Very unremarkable, I know. This may be something you do every day, multiple times, without thinking much about it.

But today, almost every word in that sentence fills me with wonder.

For example, I went out. On chemo weeks (like last week), I spend Tuesday – Thursday inside and in bed, and I often don’t leave the house on Friday or Saturday either, especially in the winter. On Sunday morning, I always aim to make it to church, but usually getting ready takes all my energy and then I am too tired to go. So again, I stay inside. As a result, I spend almost a full week in my house.

But last Sunday, I went out!

Not just that, I went out for a cup of coffee. For a variety of reasons, I stopped drinking coffee around 10 years ago.

But we have a wonderful café near us, and I was recently tempted by, then fell in love with, their Turkish coffee. But getting a cup involves a lot of standing: Standing in their typically long lines to order, and then standing as I wait for the five minutes it takes them to make it. Standing longer than a minute or two can be difficult for me. But I did it!

Plus, in our culture, carrying a cup of coffee feels very normal, and cancer patients crave a sense of normalcy. I got to do something normal!

And, I took a walk. This means that I spent time outside, and I walked on my own two legs. It was awesome. It helped that the weather was unseasonably warm.

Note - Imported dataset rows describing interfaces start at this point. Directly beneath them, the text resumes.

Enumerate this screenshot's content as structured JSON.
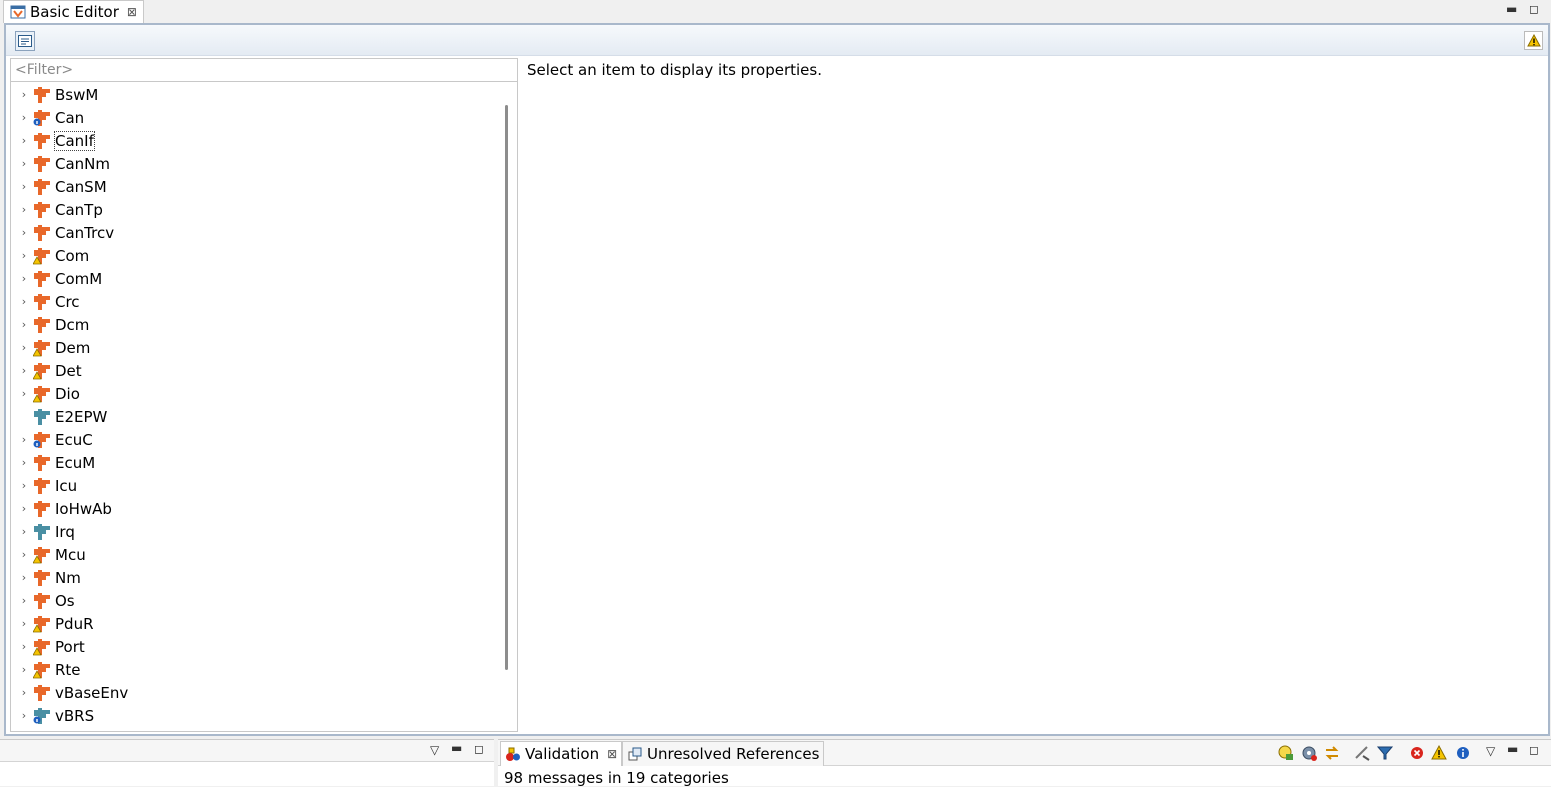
{
  "editor": {
    "tab_title": "Basic Editor",
    "filter_placeholder": "<Filter>",
    "properties_message": "Select an item to display its properties.",
    "modules": [
      {
        "label": "BswM",
        "expandable": true,
        "icon": "module-orange-icon"
      },
      {
        "label": "Can",
        "expandable": true,
        "icon": "module-lock-icon"
      },
      {
        "label": "CanIf",
        "expandable": true,
        "icon": "module-orange-icon",
        "selected": true
      },
      {
        "label": "CanNm",
        "expandable": true,
        "icon": "module-orange-icon"
      },
      {
        "label": "CanSM",
        "expandable": true,
        "icon": "module-orange-icon"
      },
      {
        "label": "CanTp",
        "expandable": true,
        "icon": "module-orange-icon"
      },
      {
        "label": "CanTrcv",
        "expandable": true,
        "icon": "module-orange-icon"
      },
      {
        "label": "Com",
        "expandable": true,
        "icon": "module-warning-icon"
      },
      {
        "label": "ComM",
        "expandable": true,
        "icon": "module-orange-icon"
      },
      {
        "label": "Crc",
        "expandable": true,
        "icon": "module-orange-icon"
      },
      {
        "label": "Dcm",
        "expandable": true,
        "icon": "module-orange-icon"
      },
      {
        "label": "Dem",
        "expandable": true,
        "icon": "module-warning-icon"
      },
      {
        "label": "Det",
        "expandable": true,
        "icon": "module-warning-icon"
      },
      {
        "label": "Dio",
        "expandable": true,
        "icon": "module-warning-icon"
      },
      {
        "label": "E2EPW",
        "expandable": false,
        "icon": "module-teal-icon"
      },
      {
        "label": "EcuC",
        "expandable": true,
        "icon": "module-lock-icon"
      },
      {
        "label": "EcuM",
        "expandable": true,
        "icon": "module-orange-icon"
      },
      {
        "label": "Icu",
        "expandable": true,
        "icon": "module-orange-icon"
      },
      {
        "label": "IoHwAb",
        "expandable": true,
        "icon": "module-orange-icon"
      },
      {
        "label": "Irq",
        "expandable": true,
        "icon": "module-teal-icon"
      },
      {
        "label": "Mcu",
        "expandable": true,
        "icon": "module-warning-icon"
      },
      {
        "label": "Nm",
        "expandable": true,
        "icon": "module-orange-icon"
      },
      {
        "label": "Os",
        "expandable": true,
        "icon": "module-orange-icon"
      },
      {
        "label": "PduR",
        "expandable": true,
        "icon": "module-warning-icon"
      },
      {
        "label": "Port",
        "expandable": true,
        "icon": "module-warning-icon"
      },
      {
        "label": "Rte",
        "expandable": true,
        "icon": "module-warning-icon"
      },
      {
        "label": "vBaseEnv",
        "expandable": true,
        "icon": "module-orange-icon"
      },
      {
        "label": "vBRS",
        "expandable": true,
        "icon": "module-lock-teal-icon"
      }
    ]
  },
  "bottom": {
    "tabs": [
      {
        "label": "Validation",
        "active": true,
        "icon": "validation-icon",
        "closable": true
      },
      {
        "label": "Unresolved References",
        "active": false,
        "icon": "references-icon",
        "closable": false
      }
    ],
    "status": "98 messages in 19 categories"
  },
  "colors": {
    "module_orange": "#e8682a",
    "module_teal": "#4a8fa3",
    "frame_border": "#a9b8cb",
    "warning_yellow": "#f5c400",
    "error_red": "#d9251d",
    "info_blue": "#1f5fbf"
  }
}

When I am doing chemo, and shortly afterwards, the days can seem dark and it feels like things will never get better. But then they do, in surprising ways. And even the most simple ways can bring power and joy, and take me to the next step.

I hope you are feeling power and joy today and if you are not, know that it can and will come, that and whatever else you dream of.

Love,
Marie